» **EXERCISE INPUT**
********************

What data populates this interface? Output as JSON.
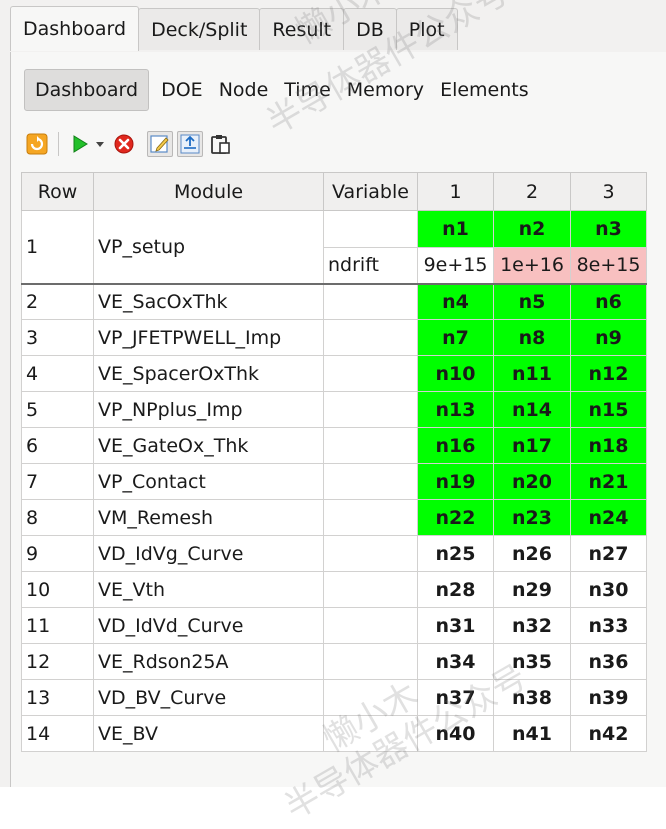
{
  "top_tabs": [
    {
      "label": "Dashboard",
      "active": true
    },
    {
      "label": "Deck/Split",
      "active": false
    },
    {
      "label": "Result",
      "active": false
    },
    {
      "label": "DB",
      "active": false
    },
    {
      "label": "Plot",
      "active": false
    }
  ],
  "sub_tabs": [
    {
      "label": "Dashboard",
      "active": true
    },
    {
      "label": "DOE"
    },
    {
      "label": "Node"
    },
    {
      "label": "Time"
    },
    {
      "label": "Memory"
    },
    {
      "label": "Elements"
    }
  ],
  "toolbar": {
    "icons": [
      "refresh-icon",
      "run-icon",
      "dropdown-arrow-icon",
      "stop-icon",
      "edit-icon",
      "export-icon",
      "clipboard-icon"
    ]
  },
  "table": {
    "headers": [
      "Row",
      "Module",
      "Variable",
      "1",
      "2",
      "3"
    ],
    "row1": {
      "row": "1",
      "module": "VP_setup",
      "sub": [
        {
          "variable": "",
          "values": [
            "n1",
            "n2",
            "n3"
          ]
        },
        {
          "variable": "ndrift",
          "values": [
            "9e+15",
            "1e+16",
            "8e+15"
          ]
        }
      ]
    },
    "rows": [
      {
        "row": "2",
        "module": "VE_SacOxThk",
        "variable": "",
        "values": [
          "n4",
          "n5",
          "n6"
        ],
        "green": true
      },
      {
        "row": "3",
        "module": "VP_JFETPWELL_Imp",
        "variable": "",
        "values": [
          "n7",
          "n8",
          "n9"
        ],
        "green": true
      },
      {
        "row": "4",
        "module": "VE_SpacerOxThk",
        "variable": "",
        "values": [
          "n10",
          "n11",
          "n12"
        ],
        "green": true
      },
      {
        "row": "5",
        "module": "VP_NPplus_Imp",
        "variable": "",
        "values": [
          "n13",
          "n14",
          "n15"
        ],
        "green": true
      },
      {
        "row": "6",
        "module": "VE_GateOx_Thk",
        "variable": "",
        "values": [
          "n16",
          "n17",
          "n18"
        ],
        "green": true
      },
      {
        "row": "7",
        "module": "VP_Contact",
        "variable": "",
        "values": [
          "n19",
          "n20",
          "n21"
        ],
        "green": true
      },
      {
        "row": "8",
        "module": "VM_Remesh",
        "variable": "",
        "values": [
          "n22",
          "n23",
          "n24"
        ],
        "green": true
      },
      {
        "row": "9",
        "module": "VD_IdVg_Curve",
        "variable": "",
        "values": [
          "n25",
          "n26",
          "n27"
        ],
        "green": false
      },
      {
        "row": "10",
        "module": "VE_Vth",
        "variable": "",
        "values": [
          "n28",
          "n29",
          "n30"
        ],
        "green": false
      },
      {
        "row": "11",
        "module": "VD_IdVd_Curve",
        "variable": "",
        "values": [
          "n31",
          "n32",
          "n33"
        ],
        "green": false
      },
      {
        "row": "12",
        "module": "VE_Rdson25A",
        "variable": "",
        "values": [
          "n34",
          "n35",
          "n36"
        ],
        "green": false
      },
      {
        "row": "13",
        "module": "VD_BV_Curve",
        "variable": "",
        "values": [
          "n37",
          "n38",
          "n39"
        ],
        "green": false
      },
      {
        "row": "14",
        "module": "VE_BV",
        "variable": "",
        "values": [
          "n40",
          "n41",
          "n42"
        ],
        "green": false
      }
    ]
  },
  "watermark": {
    "line1": "懒小木",
    "line2": "半导体器件公众号"
  },
  "colors": {
    "green_cell": "#00ff00",
    "pink_cell": "#f8c0c0"
  }
}
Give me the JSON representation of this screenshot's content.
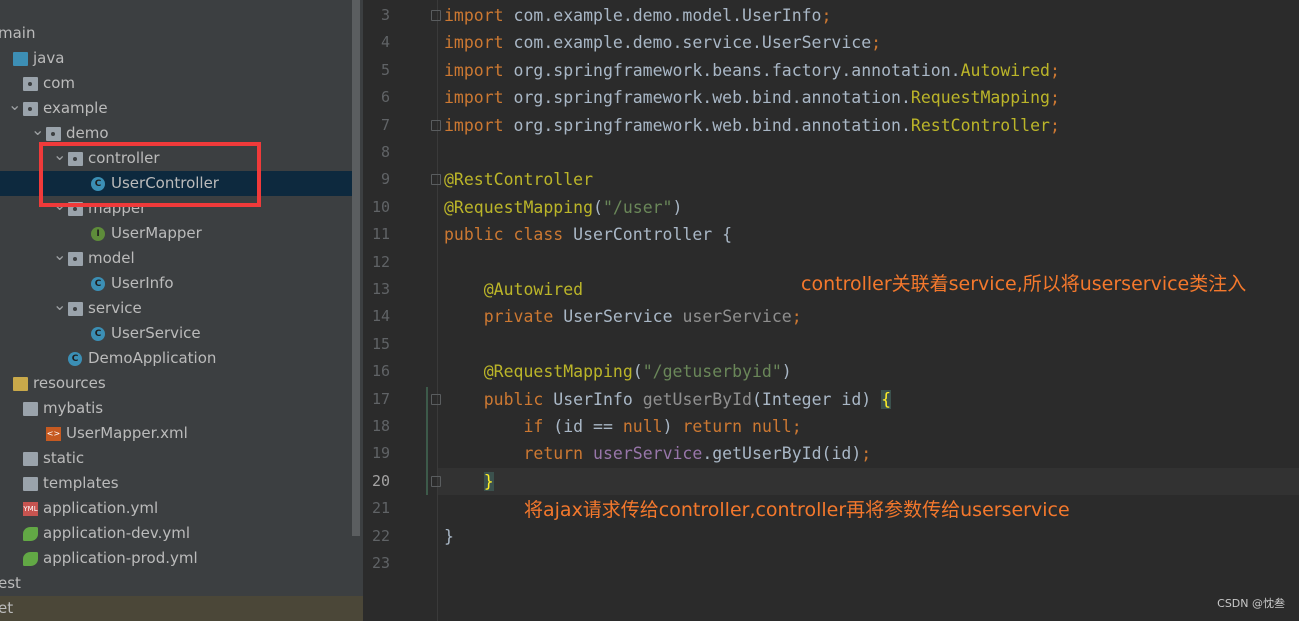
{
  "tree": [
    {
      "label": "main",
      "indent": -20,
      "icon": "none",
      "chev": ""
    },
    {
      "label": "java",
      "indent": -10,
      "icon": "src-folder",
      "chev": ""
    },
    {
      "label": "com",
      "indent": 10,
      "icon": "package",
      "chev": ""
    },
    {
      "label": "example",
      "indent": 10,
      "icon": "package",
      "chev": "v"
    },
    {
      "label": "demo",
      "indent": 33,
      "icon": "package",
      "chev": "v"
    },
    {
      "label": "controller",
      "indent": 55,
      "icon": "package",
      "chev": "v"
    },
    {
      "label": "UserController",
      "indent": 78,
      "icon": "class",
      "chev": "",
      "selected": true
    },
    {
      "label": "mapper",
      "indent": 55,
      "icon": "package",
      "chev": "v"
    },
    {
      "label": "UserMapper",
      "indent": 78,
      "icon": "interface",
      "chev": ""
    },
    {
      "label": "model",
      "indent": 55,
      "icon": "package",
      "chev": "v"
    },
    {
      "label": "UserInfo",
      "indent": 78,
      "icon": "class",
      "chev": ""
    },
    {
      "label": "service",
      "indent": 55,
      "icon": "package",
      "chev": "v"
    },
    {
      "label": "UserService",
      "indent": 78,
      "icon": "class",
      "chev": ""
    },
    {
      "label": "DemoApplication",
      "indent": 55,
      "icon": "spring-class",
      "chev": ""
    },
    {
      "label": "resources",
      "indent": -10,
      "icon": "resources-folder",
      "chev": ""
    },
    {
      "label": "mybatis",
      "indent": 10,
      "icon": "folder",
      "chev": ""
    },
    {
      "label": "UserMapper.xml",
      "indent": 33,
      "icon": "xml",
      "chev": ""
    },
    {
      "label": "static",
      "indent": 10,
      "icon": "folder",
      "chev": ""
    },
    {
      "label": "templates",
      "indent": 10,
      "icon": "folder",
      "chev": ""
    },
    {
      "label": "application.yml",
      "indent": 10,
      "icon": "yml",
      "chev": ""
    },
    {
      "label": "application-dev.yml",
      "indent": 10,
      "icon": "spring-yml",
      "chev": ""
    },
    {
      "label": "application-prod.yml",
      "indent": 10,
      "icon": "spring-yml",
      "chev": ""
    },
    {
      "label": "est",
      "indent": -20,
      "icon": "none",
      "chev": ""
    },
    {
      "label": "et",
      "indent": -20,
      "icon": "none",
      "chev": "",
      "bottom": true
    }
  ],
  "code": [
    {
      "n": "3",
      "tokens": [
        [
          "k",
          "import "
        ],
        [
          "p",
          "com.example.demo.model.UserInfo"
        ],
        [
          "k",
          ";"
        ]
      ],
      "fold": true
    },
    {
      "n": "4",
      "tokens": [
        [
          "k",
          "import "
        ],
        [
          "p",
          "com.example.demo.service.UserService"
        ],
        [
          "k",
          ";"
        ]
      ]
    },
    {
      "n": "5",
      "tokens": [
        [
          "k",
          "import "
        ],
        [
          "p",
          "org.springframework.beans.factory.annotation."
        ],
        [
          "a",
          "Autowired"
        ],
        [
          "k",
          ";"
        ]
      ]
    },
    {
      "n": "6",
      "tokens": [
        [
          "k",
          "import "
        ],
        [
          "p",
          "org.springframework.web.bind.annotation."
        ],
        [
          "a",
          "RequestMapping"
        ],
        [
          "k",
          ";"
        ]
      ]
    },
    {
      "n": "7",
      "tokens": [
        [
          "k",
          "import "
        ],
        [
          "p",
          "org.springframework.web.bind.annotation."
        ],
        [
          "a",
          "RestController"
        ],
        [
          "k",
          ";"
        ]
      ],
      "fold": true
    },
    {
      "n": "8",
      "tokens": []
    },
    {
      "n": "9",
      "tokens": [
        [
          "a",
          "@RestController"
        ]
      ],
      "fold": true
    },
    {
      "n": "10",
      "tokens": [
        [
          "a",
          "@RequestMapping"
        ],
        [
          "p",
          "("
        ],
        [
          "s",
          "\"/user\""
        ],
        [
          "p",
          ")"
        ]
      ]
    },
    {
      "n": "11",
      "tokens": [
        [
          "k",
          "public class "
        ],
        [
          "p",
          "UserController {"
        ]
      ]
    },
    {
      "n": "12",
      "tokens": []
    },
    {
      "n": "13",
      "tokens": [
        [
          "p",
          "    "
        ],
        [
          "a",
          "@Autowired"
        ]
      ]
    },
    {
      "n": "14",
      "tokens": [
        [
          "p",
          "    "
        ],
        [
          "k",
          "private "
        ],
        [
          "p",
          "UserService "
        ],
        [
          "g",
          "userService"
        ],
        [
          "k",
          ";"
        ]
      ]
    },
    {
      "n": "15",
      "tokens": []
    },
    {
      "n": "16",
      "tokens": [
        [
          "p",
          "    "
        ],
        [
          "a",
          "@RequestMapping"
        ],
        [
          "p",
          "("
        ],
        [
          "s",
          "\"/getuserbyid\""
        ],
        [
          "p",
          ")"
        ]
      ]
    },
    {
      "n": "17",
      "tokens": [
        [
          "p",
          "    "
        ],
        [
          "k",
          "public "
        ],
        [
          "p",
          "UserInfo "
        ],
        [
          "g",
          "getUserById"
        ],
        [
          "p",
          "(Integer id) "
        ],
        [
          "y",
          "{"
        ]
      ],
      "fold": true
    },
    {
      "n": "18",
      "tokens": [
        [
          "p",
          "        "
        ],
        [
          "k",
          "if "
        ],
        [
          "p",
          "(id == "
        ],
        [
          "k",
          "null"
        ],
        [
          "p",
          ") "
        ],
        [
          "k",
          "return null;"
        ]
      ]
    },
    {
      "n": "19",
      "tokens": [
        [
          "p",
          "        "
        ],
        [
          "k",
          "return "
        ],
        [
          "f",
          "userService"
        ],
        [
          "p",
          ".getUserById(id)"
        ],
        [
          "k",
          ";"
        ]
      ]
    },
    {
      "n": "20",
      "tokens": [
        [
          "p",
          "    "
        ],
        [
          "y",
          "}"
        ]
      ],
      "fold": true,
      "current": true
    },
    {
      "n": "21",
      "tokens": []
    },
    {
      "n": "22",
      "tokens": [
        [
          "p",
          "}"
        ]
      ]
    },
    {
      "n": "23",
      "tokens": []
    }
  ],
  "notes": {
    "service_note": "controller关联着service,所以将userservice类注入",
    "ajax_note": "将ajax请求传给controller,controller再将参数传给userservice"
  },
  "watermark": "CSDN @忱叁",
  "colors": {
    "keyword": "#cc7832",
    "annotation": "#bbb529",
    "string": "#6a8759",
    "field": "#9876aa",
    "note": "#f4782c",
    "highlight_box": "#f03a3a"
  }
}
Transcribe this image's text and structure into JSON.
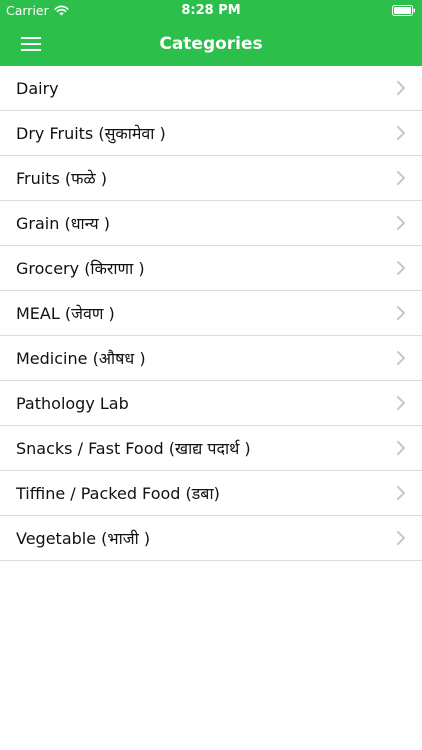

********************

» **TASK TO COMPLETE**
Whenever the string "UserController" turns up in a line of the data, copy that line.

» **RESPONSE TO THE EXERCISE**
      "label": "UserController",
          "UserController {"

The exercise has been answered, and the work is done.